Managing RA-associated lung disease could improve survival

July 24, 2010

The risk of interstitial lung disease (ILD) is increased in patients who have rheumatoid arthritis (RA) compared with the general population. ILD has a devastating effect on survival in patients with RA.

The risk of interstitial lung disease (ILD) is increased in patients who have rheumatoid arthritis (RA) compared with the general population. ILD has a devastating effect on survival in patients with RA.

Bongartz and coworkers assembled a population-based incidence cohort of patients with RA and a matched cohort of persons without RA and monitored them longitudinally. They compared the incidence of ILD in the 2 groups, investigated predictors, and explored the impact of ILD on survival.

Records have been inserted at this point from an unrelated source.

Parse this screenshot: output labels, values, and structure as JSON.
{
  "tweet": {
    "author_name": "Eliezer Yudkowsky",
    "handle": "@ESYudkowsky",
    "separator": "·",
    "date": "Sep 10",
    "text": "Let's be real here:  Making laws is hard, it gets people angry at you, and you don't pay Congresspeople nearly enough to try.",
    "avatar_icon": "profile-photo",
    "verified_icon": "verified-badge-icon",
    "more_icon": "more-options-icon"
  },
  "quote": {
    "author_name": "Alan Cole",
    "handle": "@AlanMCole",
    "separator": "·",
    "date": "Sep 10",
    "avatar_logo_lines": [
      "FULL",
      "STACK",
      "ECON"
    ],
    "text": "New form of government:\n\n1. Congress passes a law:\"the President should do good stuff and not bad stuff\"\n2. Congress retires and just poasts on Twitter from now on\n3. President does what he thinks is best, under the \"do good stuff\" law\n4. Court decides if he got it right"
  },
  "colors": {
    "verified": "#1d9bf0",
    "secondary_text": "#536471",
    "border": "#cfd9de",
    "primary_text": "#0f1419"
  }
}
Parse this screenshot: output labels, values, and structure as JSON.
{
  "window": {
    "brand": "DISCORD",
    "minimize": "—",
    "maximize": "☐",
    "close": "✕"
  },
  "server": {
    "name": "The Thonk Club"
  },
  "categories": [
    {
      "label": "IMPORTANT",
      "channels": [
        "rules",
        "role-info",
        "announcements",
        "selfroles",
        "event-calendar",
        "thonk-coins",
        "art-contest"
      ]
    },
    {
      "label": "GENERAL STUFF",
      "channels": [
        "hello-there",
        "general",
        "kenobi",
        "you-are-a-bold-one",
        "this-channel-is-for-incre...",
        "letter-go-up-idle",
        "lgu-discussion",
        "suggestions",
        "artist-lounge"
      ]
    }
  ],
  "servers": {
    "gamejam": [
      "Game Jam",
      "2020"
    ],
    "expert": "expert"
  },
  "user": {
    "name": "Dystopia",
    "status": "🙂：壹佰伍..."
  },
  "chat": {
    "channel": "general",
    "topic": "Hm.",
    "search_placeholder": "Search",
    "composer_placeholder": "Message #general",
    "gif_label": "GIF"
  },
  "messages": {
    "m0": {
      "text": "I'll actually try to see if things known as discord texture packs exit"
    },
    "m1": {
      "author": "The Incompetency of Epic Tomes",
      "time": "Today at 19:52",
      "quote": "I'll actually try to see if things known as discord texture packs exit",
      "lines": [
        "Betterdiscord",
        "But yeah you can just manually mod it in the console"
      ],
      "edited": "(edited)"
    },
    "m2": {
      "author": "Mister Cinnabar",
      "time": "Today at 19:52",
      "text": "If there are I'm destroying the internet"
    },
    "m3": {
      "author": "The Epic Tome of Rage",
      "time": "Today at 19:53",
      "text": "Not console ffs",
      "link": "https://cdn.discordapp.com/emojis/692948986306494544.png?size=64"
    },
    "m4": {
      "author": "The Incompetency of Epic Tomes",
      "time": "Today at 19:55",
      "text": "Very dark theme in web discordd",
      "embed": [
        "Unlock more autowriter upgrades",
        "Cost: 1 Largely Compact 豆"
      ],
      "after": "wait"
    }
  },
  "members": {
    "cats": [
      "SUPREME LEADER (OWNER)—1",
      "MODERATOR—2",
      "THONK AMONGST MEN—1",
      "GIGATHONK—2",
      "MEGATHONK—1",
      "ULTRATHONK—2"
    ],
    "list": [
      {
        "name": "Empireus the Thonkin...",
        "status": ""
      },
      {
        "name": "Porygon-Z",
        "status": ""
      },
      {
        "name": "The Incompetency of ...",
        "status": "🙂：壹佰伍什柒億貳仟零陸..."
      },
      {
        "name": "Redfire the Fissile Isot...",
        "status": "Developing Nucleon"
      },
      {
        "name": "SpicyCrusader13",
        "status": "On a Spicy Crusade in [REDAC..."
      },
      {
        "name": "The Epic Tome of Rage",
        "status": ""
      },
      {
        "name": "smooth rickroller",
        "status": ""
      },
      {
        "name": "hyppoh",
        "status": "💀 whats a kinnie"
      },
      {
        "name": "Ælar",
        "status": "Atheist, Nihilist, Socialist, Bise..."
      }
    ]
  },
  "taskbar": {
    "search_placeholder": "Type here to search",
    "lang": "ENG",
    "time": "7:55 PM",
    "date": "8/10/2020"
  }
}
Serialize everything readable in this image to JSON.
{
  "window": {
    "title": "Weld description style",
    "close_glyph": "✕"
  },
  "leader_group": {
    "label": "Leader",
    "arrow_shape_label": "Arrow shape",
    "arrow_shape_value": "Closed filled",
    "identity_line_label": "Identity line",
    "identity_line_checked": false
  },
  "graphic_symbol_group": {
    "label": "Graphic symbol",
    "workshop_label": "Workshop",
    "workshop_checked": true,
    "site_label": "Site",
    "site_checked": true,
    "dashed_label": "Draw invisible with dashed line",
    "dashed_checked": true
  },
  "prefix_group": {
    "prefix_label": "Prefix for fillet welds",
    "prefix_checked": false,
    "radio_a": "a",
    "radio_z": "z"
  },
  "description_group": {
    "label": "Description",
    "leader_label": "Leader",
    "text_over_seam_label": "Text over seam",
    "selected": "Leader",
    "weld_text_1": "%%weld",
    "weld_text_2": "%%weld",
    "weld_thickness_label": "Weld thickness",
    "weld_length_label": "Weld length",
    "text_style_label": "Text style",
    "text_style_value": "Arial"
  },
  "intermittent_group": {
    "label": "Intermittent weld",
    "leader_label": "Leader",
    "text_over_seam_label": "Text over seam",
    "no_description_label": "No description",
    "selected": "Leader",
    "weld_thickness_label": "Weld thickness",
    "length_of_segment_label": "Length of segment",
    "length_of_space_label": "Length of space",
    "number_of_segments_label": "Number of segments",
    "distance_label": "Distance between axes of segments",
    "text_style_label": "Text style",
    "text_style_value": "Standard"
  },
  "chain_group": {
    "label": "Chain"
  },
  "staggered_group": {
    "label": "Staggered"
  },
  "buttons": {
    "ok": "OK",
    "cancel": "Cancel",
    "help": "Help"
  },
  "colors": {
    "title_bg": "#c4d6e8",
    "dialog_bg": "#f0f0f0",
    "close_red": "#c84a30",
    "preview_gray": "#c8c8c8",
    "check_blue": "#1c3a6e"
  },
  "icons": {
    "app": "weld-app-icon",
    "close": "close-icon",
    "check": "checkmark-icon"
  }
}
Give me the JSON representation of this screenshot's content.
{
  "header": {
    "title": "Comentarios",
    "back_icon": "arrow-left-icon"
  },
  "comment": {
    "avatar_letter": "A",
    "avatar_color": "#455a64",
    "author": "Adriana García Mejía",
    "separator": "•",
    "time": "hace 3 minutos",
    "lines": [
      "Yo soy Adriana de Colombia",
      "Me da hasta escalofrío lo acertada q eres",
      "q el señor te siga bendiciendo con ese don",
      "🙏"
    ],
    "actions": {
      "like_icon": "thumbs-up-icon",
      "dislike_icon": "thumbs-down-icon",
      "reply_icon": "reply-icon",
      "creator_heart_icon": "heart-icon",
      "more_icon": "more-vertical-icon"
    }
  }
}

The lifetime risk of ILD was 7.7% for patients who had RA and 0.9% for those who did not. At greater risk for ILD were patients with RA who were older at disease onset, men, and persons with more severe RA. The risk of death for patients with RA who had ILD was 3 times higher than for those without ILD. The median survival of patients with RA after a diagnosis of ILD was 2.6 years, significantly lower than the expected median survival of patients who had RA but not ILD. The RA cohort had an excess mortality of 15.9%; removing the effect of ILD on survival reduced it by 2.1%.

The authors suggested that the prevention and management of RA-associated ILD could significantly improve survival and that individualizing clinical decisions in balancing the risks and benefits of treatment is important.